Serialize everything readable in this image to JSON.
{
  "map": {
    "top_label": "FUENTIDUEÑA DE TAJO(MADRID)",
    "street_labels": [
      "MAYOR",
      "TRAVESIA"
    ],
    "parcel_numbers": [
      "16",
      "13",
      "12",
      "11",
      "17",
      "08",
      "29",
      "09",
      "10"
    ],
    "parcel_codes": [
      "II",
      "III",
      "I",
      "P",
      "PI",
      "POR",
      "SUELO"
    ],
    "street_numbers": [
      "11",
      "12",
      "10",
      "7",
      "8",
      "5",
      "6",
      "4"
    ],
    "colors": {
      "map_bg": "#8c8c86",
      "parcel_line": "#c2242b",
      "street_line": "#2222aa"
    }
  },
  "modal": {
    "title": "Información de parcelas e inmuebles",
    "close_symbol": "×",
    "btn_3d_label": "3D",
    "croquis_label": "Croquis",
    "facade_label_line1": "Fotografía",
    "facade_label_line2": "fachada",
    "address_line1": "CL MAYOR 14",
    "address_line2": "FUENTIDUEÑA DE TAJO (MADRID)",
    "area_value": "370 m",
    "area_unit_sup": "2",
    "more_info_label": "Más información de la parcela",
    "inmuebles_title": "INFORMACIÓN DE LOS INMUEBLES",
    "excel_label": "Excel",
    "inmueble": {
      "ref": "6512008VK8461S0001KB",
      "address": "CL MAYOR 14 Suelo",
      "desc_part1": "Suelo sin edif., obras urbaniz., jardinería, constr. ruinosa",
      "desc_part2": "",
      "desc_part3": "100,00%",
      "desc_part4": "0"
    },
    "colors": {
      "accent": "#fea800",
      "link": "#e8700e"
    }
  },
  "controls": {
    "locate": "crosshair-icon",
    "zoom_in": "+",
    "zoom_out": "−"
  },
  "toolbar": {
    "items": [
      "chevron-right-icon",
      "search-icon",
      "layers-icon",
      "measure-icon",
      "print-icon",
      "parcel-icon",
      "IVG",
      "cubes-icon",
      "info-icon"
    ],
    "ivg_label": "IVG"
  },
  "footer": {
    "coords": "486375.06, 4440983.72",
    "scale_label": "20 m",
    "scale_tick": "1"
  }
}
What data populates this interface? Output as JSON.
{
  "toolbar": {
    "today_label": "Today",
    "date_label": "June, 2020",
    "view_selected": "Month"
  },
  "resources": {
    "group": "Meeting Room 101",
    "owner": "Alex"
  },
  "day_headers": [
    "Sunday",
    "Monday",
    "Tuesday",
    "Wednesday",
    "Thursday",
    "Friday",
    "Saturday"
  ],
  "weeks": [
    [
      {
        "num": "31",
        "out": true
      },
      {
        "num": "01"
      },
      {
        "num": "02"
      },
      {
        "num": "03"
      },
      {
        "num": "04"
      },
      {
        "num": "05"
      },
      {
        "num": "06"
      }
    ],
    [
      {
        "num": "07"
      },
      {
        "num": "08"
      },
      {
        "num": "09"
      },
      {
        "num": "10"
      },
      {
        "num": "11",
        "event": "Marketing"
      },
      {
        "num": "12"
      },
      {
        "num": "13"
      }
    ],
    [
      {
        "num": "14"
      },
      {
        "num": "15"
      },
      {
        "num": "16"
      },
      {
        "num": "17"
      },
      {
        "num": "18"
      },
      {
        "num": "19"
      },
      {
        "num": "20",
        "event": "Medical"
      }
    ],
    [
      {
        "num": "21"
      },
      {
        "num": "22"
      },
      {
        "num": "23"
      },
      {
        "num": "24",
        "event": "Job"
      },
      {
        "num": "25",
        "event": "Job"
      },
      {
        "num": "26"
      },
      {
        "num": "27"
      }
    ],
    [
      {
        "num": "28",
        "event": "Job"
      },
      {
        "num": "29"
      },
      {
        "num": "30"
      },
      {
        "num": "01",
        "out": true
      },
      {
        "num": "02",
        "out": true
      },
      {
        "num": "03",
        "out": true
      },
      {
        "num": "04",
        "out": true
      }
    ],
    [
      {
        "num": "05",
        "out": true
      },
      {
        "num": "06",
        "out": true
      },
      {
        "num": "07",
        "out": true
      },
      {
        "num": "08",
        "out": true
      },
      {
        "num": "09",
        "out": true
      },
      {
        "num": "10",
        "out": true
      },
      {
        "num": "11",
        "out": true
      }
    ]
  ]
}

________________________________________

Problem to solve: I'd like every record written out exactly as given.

Result of the exercise:
Serialize everything readable in this image to JSON.
{
  "map": {
    "top_label": "FUENTIDUEÑA DE TAJO(MADRID)",
    "street_labels": [
      "MAYOR",
      "TRAVESIA"
    ],
    "parcel_numbers": [
      "16",
      "13",
      "12",
      "11",
      "17",
      "08",
      "29",
      "09",
      "10"
    ],
    "parcel_codes": [
      "II",
      "III",
      "I",
      "P",
      "PI",
      "POR",
      "SUELO"
    ],
    "street_numbers": [
      "11",
      "12",
      "10",
      "7",
      "8",
      "5",
      "6",
      "4"
    ],
    "colors": {
      "map_bg": "#8c8c86",
      "parcel_line": "#c2242b",
      "street_line": "#2222aa"
    }
  },
  "modal": {
    "title": "Información de parcelas e inmuebles",
    "close_symbol": "×",
    "btn_3d_label": "3D",
    "croquis_label": "Croquis",
    "facade_label_line1": "Fotografía",
    "facade_label_line2": "fachada",
    "address_line1": "CL MAYOR 14",
    "address_line2": "FUENTIDUEÑA DE TAJO (MADRID)",
    "area_value": "370 m",
    "area_unit_sup": "2",
    "more_info_label": "Más información de la parcela",
    "inmuebles_title": "INFORMACIÓN DE LOS INMUEBLES",
    "excel_label": "Excel",
    "inmueble": {
      "ref": "6512008VK8461S0001KB",
      "address": "CL MAYOR 14 Suelo",
      "desc_part1": "Suelo sin edif., obras urbaniz., jardinería, constr. ruinosa",
      "desc_part2": "",
      "desc_part3": "100,00%",
      "desc_part4": "0"
    },
    "colors": {
      "accent": "#fea800",
      "link": "#e8700e"
    }
  },
  "controls": {
    "locate": "crosshair-icon",
    "zoom_in": "+",
    "zoom_out": "−"
  },
  "toolbar": {
    "items": [
      "chevron-right-icon",
      "search-icon",
      "layers-icon",
      "measure-icon",
      "print-icon",
      "parcel-icon",
      "IVG",
      "cubes-icon",
      "info-icon"
    ],
    "ivg_label": "IVG"
  },
  "footer": {
    "coords": "486375.06, 4440983.72",
    "scale_label": "20 m",
    "scale_tick": "1"
  }
}
What data populates this interface? Output as JSON.
{
  "toolbar": {
    "today_label": "Today",
    "date_label": "June, 2020",
    "view_selected": "Month"
  },
  "resources": {
    "group": "Meeting Room 101",
    "owner": "Alex"
  },
  "day_headers": [
    "Sunday",
    "Monday",
    "Tuesday",
    "Wednesday",
    "Thursday",
    "Friday",
    "Saturday"
  ],
  "weeks": [
    [
      {
        "num": "31",
        "out": true
      },
      {
        "num": "01"
      },
      {
        "num": "02"
      },
      {
        "num": "03"
      },
      {
        "num": "04"
      },
      {
        "num": "05"
      },
      {
        "num": "06"
      }
    ],
    [
      {
        "num": "07"
      },
      {
        "num": "08"
      },
      {
        "num": "09"
      },
      {
        "num": "10"
      },
      {
        "num": "11",
        "event": "Marketing"
      },
      {
        "num": "12"
      },
      {
        "num": "13"
      }
    ],
    [
      {
        "num": "14"
      },
      {
        "num": "15"
      },
      {
        "num": "16"
      },
      {
        "num": "17"
      },
      {
        "num": "18"
      },
      {
        "num": "19"
      },
      {
        "num": "20",
        "event": "Medical"
      }
    ],
    [
      {
        "num": "21"
      },
      {
        "num": "22"
      },
      {
        "num": "23"
      },
      {
        "num": "24",
        "event": "Job"
      },
      {
        "num": "25",
        "event": "Job"
      },
      {
        "num": "26"
      },
      {
        "num": "27"
      }
    ],
    [
      {
        "num": "28",
        "event": "Job"
      },
      {
        "num": "29"
      },
      {
        "num": "30"
      },
      {
        "num": "01",
        "out": true
      },
      {
        "num": "02",
        "out": true
      },
      {
        "num": "03",
        "out": true
      },
      {
        "num": "04",
        "out": true
      }
    ],
    [
      {
        "num": "05",
        "out": true
      },
      {
        "num": "06",
        "out": true
      },
      {
        "num": "07",
        "out": true
      },
      {
        "num": "08",
        "out": true
      },
      {
        "num": "09",
        "out": true
      },
      {
        "num": "10",
        "out": true
      },
      {
        "num": "11",
        "out": true
      }
    ]
  ]
}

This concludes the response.